▶

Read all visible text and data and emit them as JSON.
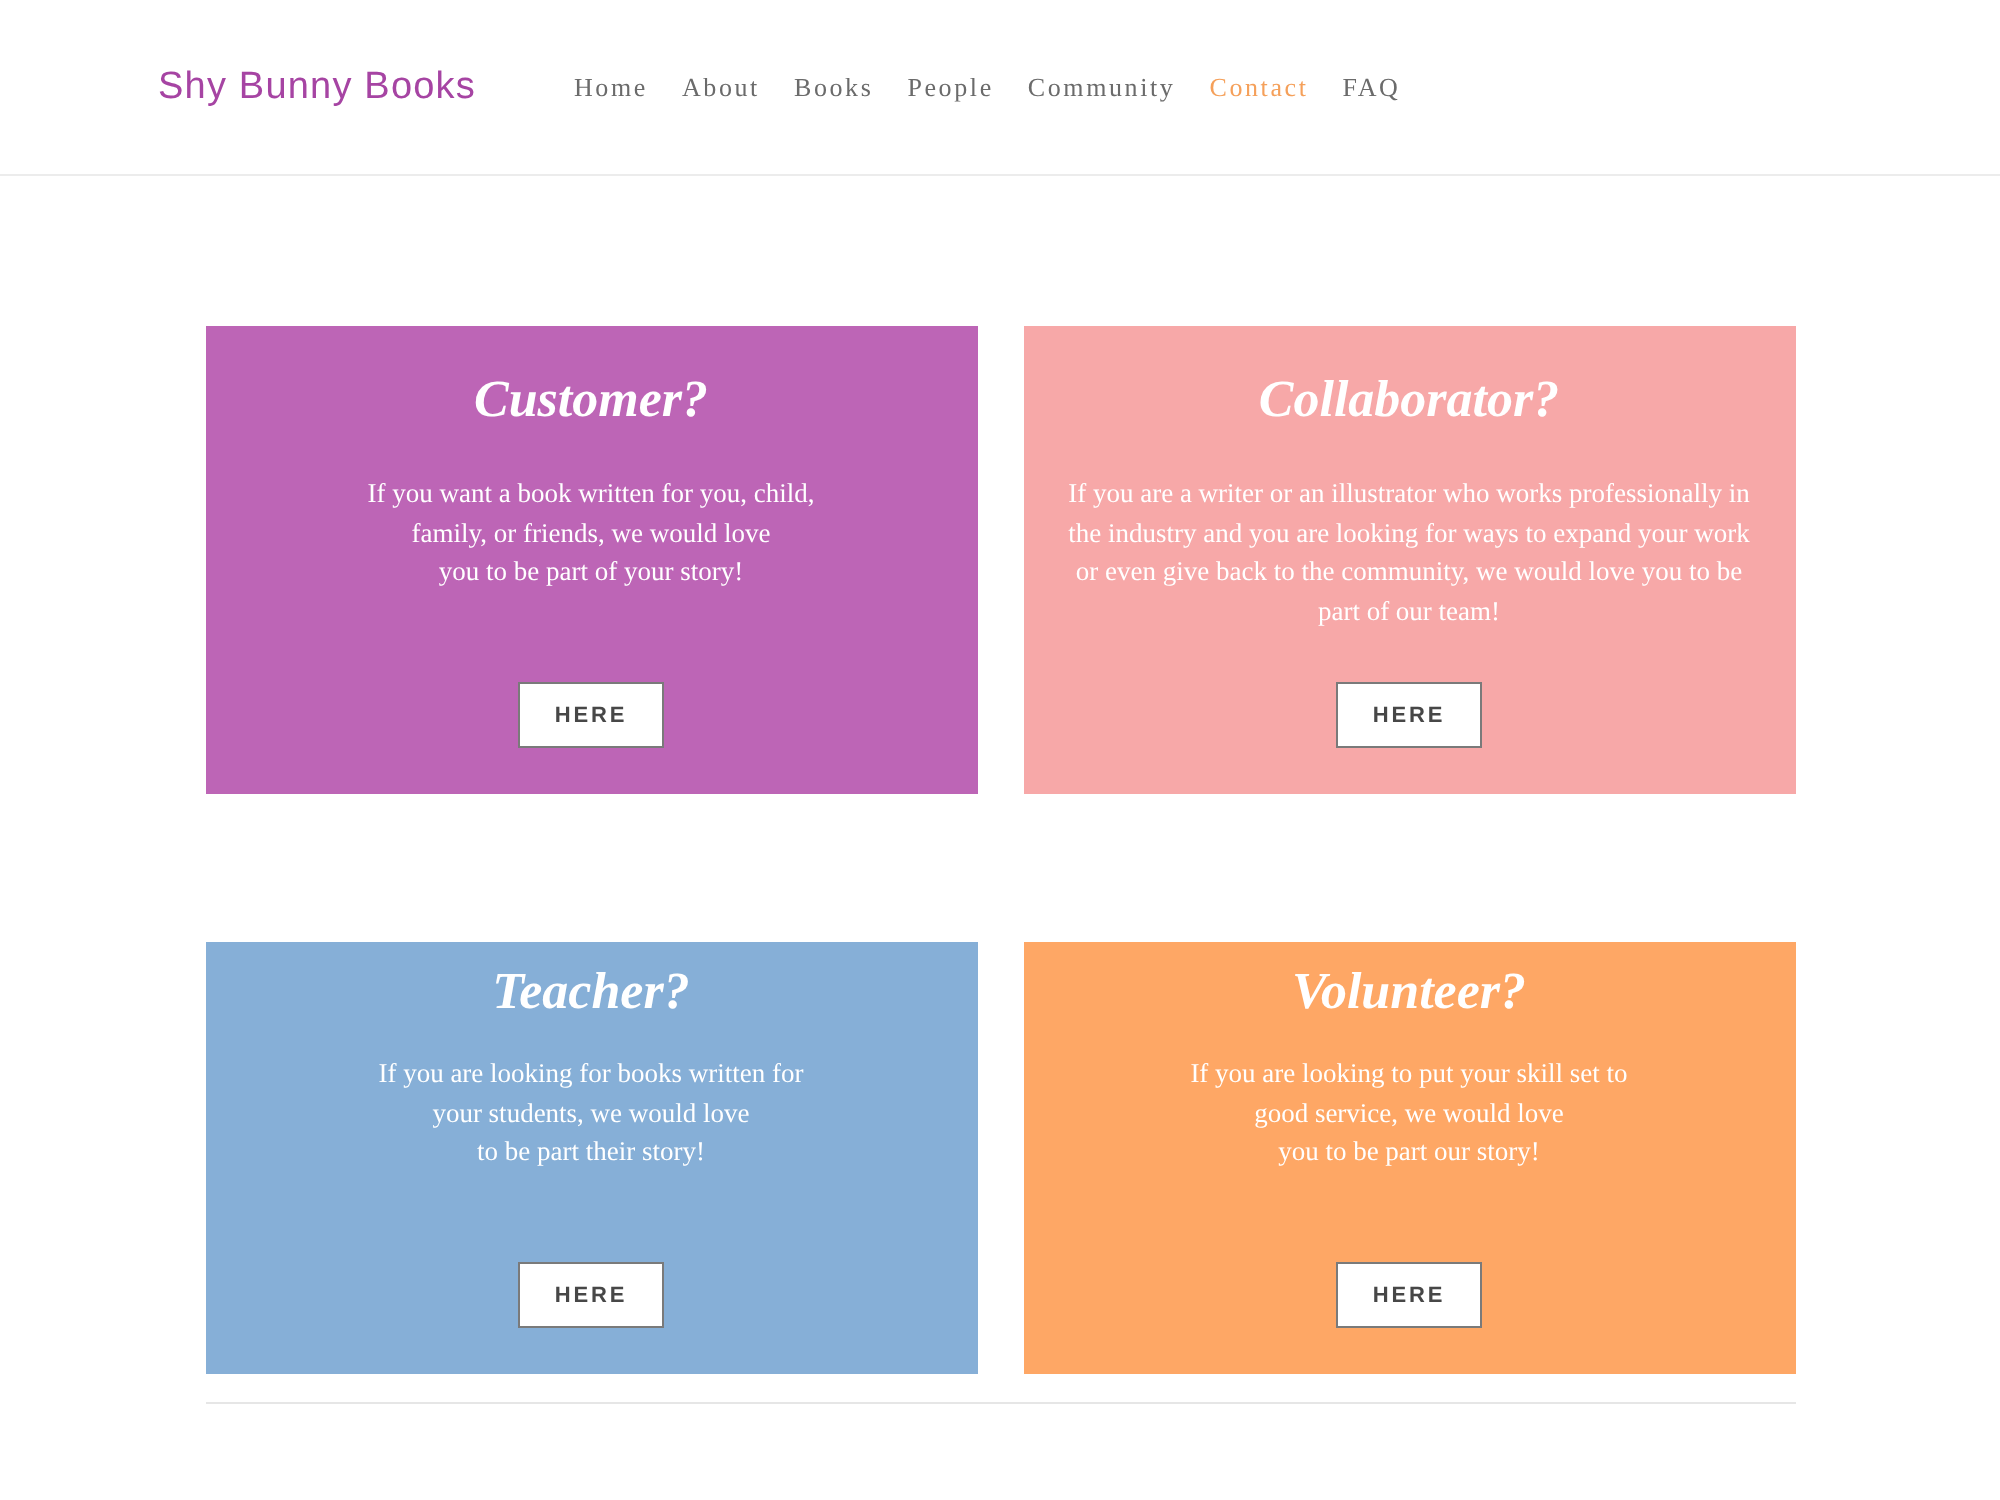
{
  "header": {
    "logo": "Shy Bunny Books"
  },
  "nav": [
    {
      "label": "Home",
      "selected": false
    },
    {
      "label": "About",
      "selected": false
    },
    {
      "label": "Books",
      "selected": false
    },
    {
      "label": "People",
      "selected": false
    },
    {
      "label": "Community",
      "selected": false
    },
    {
      "label": "Contact",
      "selected": true
    },
    {
      "label": "FAQ",
      "selected": false
    }
  ],
  "cards": [
    {
      "title": "Customer?",
      "text": "If you want a book written for you, child,\nfamily, or friends, we would love\nyou to be part of your story!",
      "button": "HERE",
      "color": "#bd65b6"
    },
    {
      "title": "Collaborator?",
      "text": "If you are a writer or an illustrator who works professionally in\nthe industry and you are looking for ways to expand your work\nor even give back to the community, we would love you to be\npart of our team!",
      "button": "HERE",
      "color": "#f7a8a8"
    },
    {
      "title": "Teacher?",
      "text": "If you are looking for books written for\nyour students, we would love\nto be part their story!",
      "button": "HERE",
      "color": "#86afd7"
    },
    {
      "title": "Volunteer?",
      "text": "If you are looking to put your skill set to\ngood service, we would love\nyou to be part our story!",
      "button": "HERE",
      "color": "#fea765"
    }
  ]
}
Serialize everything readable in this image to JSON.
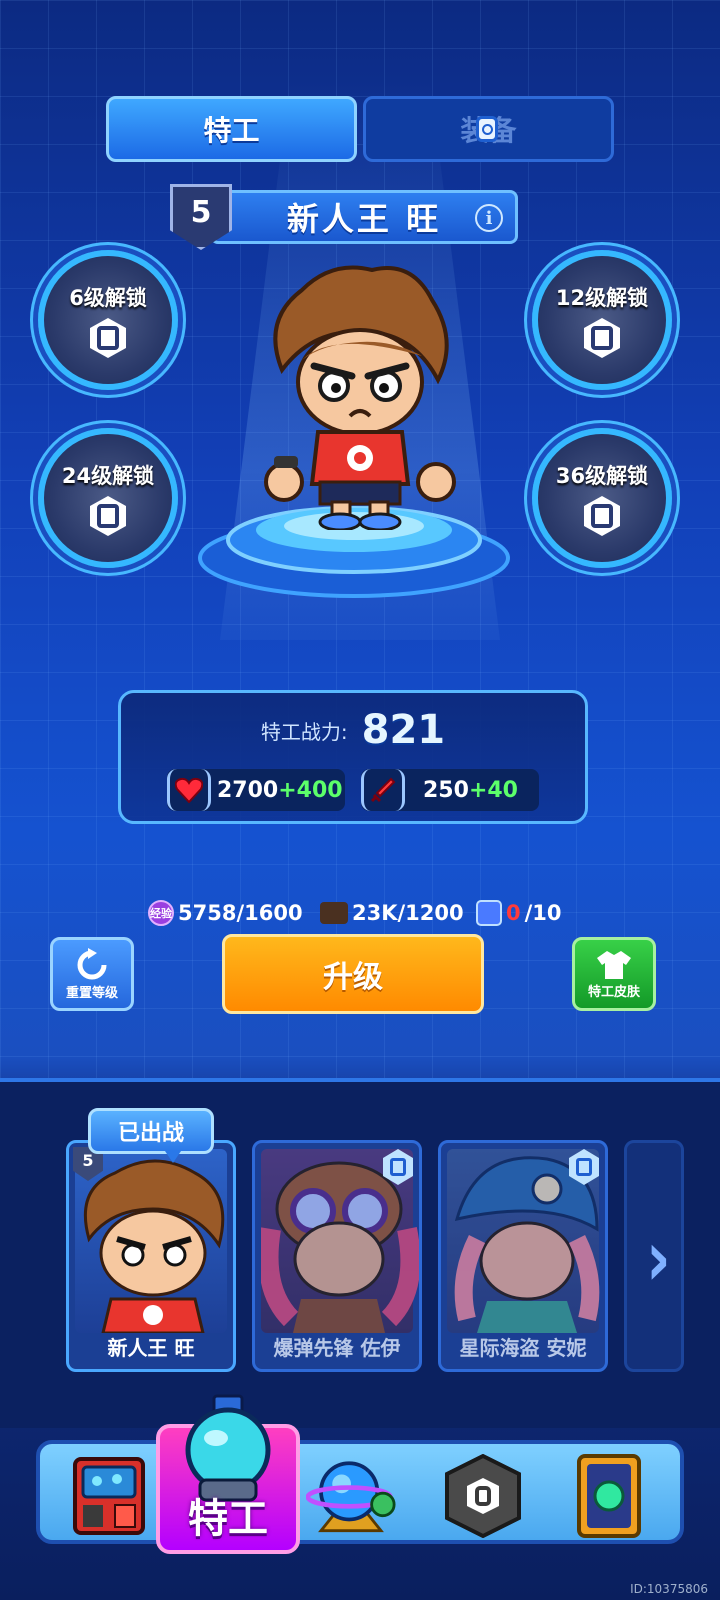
{
  "tabs": [
    {
      "label": "特工",
      "active": true
    },
    {
      "label": "装备",
      "locked": true
    }
  ],
  "agent": {
    "level": "5",
    "name": "新人王 旺"
  },
  "skills": [
    {
      "label": "6级解锁"
    },
    {
      "label": "12级解锁"
    },
    {
      "label": "24级解锁"
    },
    {
      "label": "36级解锁"
    }
  ],
  "power": {
    "label": "特工战力:",
    "value": "821",
    "hp": {
      "base": "2700",
      "bonus": "+400"
    },
    "atk": {
      "base": "250",
      "bonus": "+40"
    }
  },
  "resources": {
    "exp_icon": "经验",
    "exp": "5758/1600",
    "cash": "23K/1200",
    "card_current": "0",
    "card_total": "/10"
  },
  "buttons": {
    "reset": "重置等级",
    "upgrade": "升级",
    "skin": "特工皮肤"
  },
  "roster": {
    "deployed_label": "已出战",
    "cards": [
      {
        "name": "新人王 旺",
        "level": "5",
        "locked": false
      },
      {
        "name": "爆弹先锋 佐伊",
        "locked": true
      },
      {
        "name": "星际海盗 安妮",
        "locked": true
      }
    ]
  },
  "nav": {
    "active_label": "特工"
  },
  "colors": {
    "accent_blue": "#35b8ff",
    "upgrade_orange": "#ff8a00",
    "skin_green": "#139a28",
    "bonus_green": "#5cff6a",
    "nav_active_pink": "#d100e0",
    "card_counter_red": "#ff3b3b"
  },
  "watermark": "ID:10375806"
}
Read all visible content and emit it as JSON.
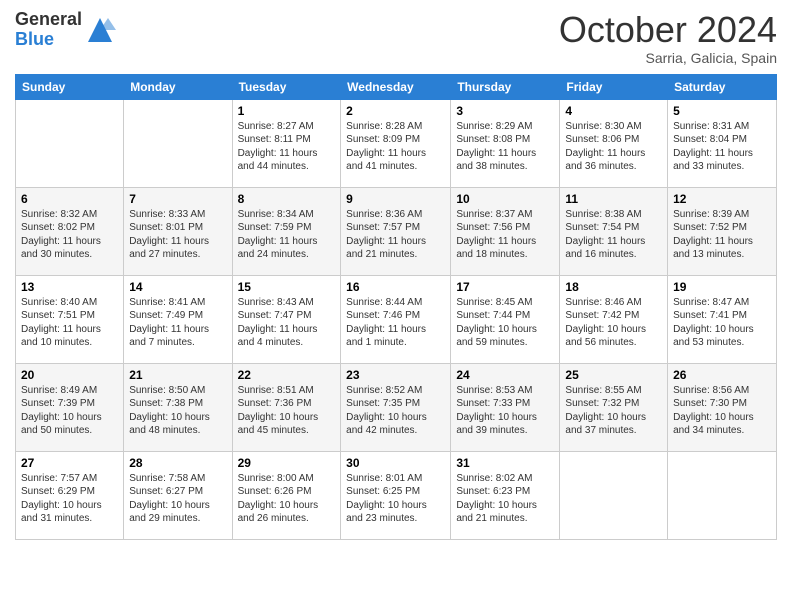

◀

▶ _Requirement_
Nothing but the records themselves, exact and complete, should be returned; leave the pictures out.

▶ _Output below_
Read all visible text and data and emit them as JSON.
{
  "header": {
    "logo": "Shy Bunny Books"
  },
  "nav": [
    {
      "label": "Home",
      "selected": false
    },
    {
      "label": "About",
      "selected": false
    },
    {
      "label": "Books",
      "selected": false
    },
    {
      "label": "People",
      "selected": false
    },
    {
      "label": "Community",
      "selected": false
    },
    {
      "label": "Contact",
      "selected": true
    },
    {
      "label": "FAQ",
      "selected": false
    }
  ],
  "cards": [
    {
      "title": "Customer?",
      "text": "If you want a book written for you, child,\nfamily, or friends, we would love\nyou to be part of your story!",
      "button": "HERE",
      "color": "#bd65b6"
    },
    {
      "title": "Collaborator?",
      "text": "If you are a writer or an illustrator who works professionally in\nthe industry and you are looking for ways to expand your work\nor even give back to the community, we would love you to be\npart of our team!",
      "button": "HERE",
      "color": "#f7a8a8"
    },
    {
      "title": "Teacher?",
      "text": "If you are looking for books written for\nyour students, we would love\nto be part their story!",
      "button": "HERE",
      "color": "#86afd7"
    },
    {
      "title": "Volunteer?",
      "text": "If you are looking to put your skill set to\ngood service, we would love\nyou to be part our story!",
      "button": "HERE",
      "color": "#fea765"
    }
  ]
}
Serialize everything readable in this image to JSON.
{
  "tabs": [
    {
      "label": "特工",
      "active": true
    },
    {
      "label": "装备",
      "locked": true
    }
  ],
  "agent": {
    "level": "5",
    "name": "新人王 旺"
  },
  "skills": [
    {
      "label": "6级解锁"
    },
    {
      "label": "12级解锁"
    },
    {
      "label": "24级解锁"
    },
    {
      "label": "36级解锁"
    }
  ],
  "power": {
    "label": "特工战力:",
    "value": "821",
    "hp": {
      "base": "2700",
      "bonus": "+400"
    },
    "atk": {
      "base": "250",
      "bonus": "+40"
    }
  },
  "resources": {
    "exp_icon": "经验",
    "exp": "5758/1600",
    "cash": "23K/1200",
    "card_current": "0",
    "card_total": "/10"
  },
  "buttons": {
    "reset": "重置等级",
    "upgrade": "升级",
    "skin": "特工皮肤"
  },
  "roster": {
    "deployed_label": "已出战",
    "cards": [
      {
        "name": "新人王 旺",
        "level": "5",
        "locked": false
      },
      {
        "name": "爆弹先锋 佐伊",
        "locked": true
      },
      {
        "name": "星际海盗 安妮",
        "locked": true
      }
    ]
  },
  "nav": {
    "active_label": "特工"
  },
  "colors": {
    "accent_blue": "#35b8ff",
    "upgrade_orange": "#ff8a00",
    "skin_green": "#139a28",
    "bonus_green": "#5cff6a",
    "nav_active_pink": "#d100e0",
    "card_counter_red": "#ff3b3b"
  },
  "watermark": "ID:10375806"
}
Read all visible content and emit it as JSON.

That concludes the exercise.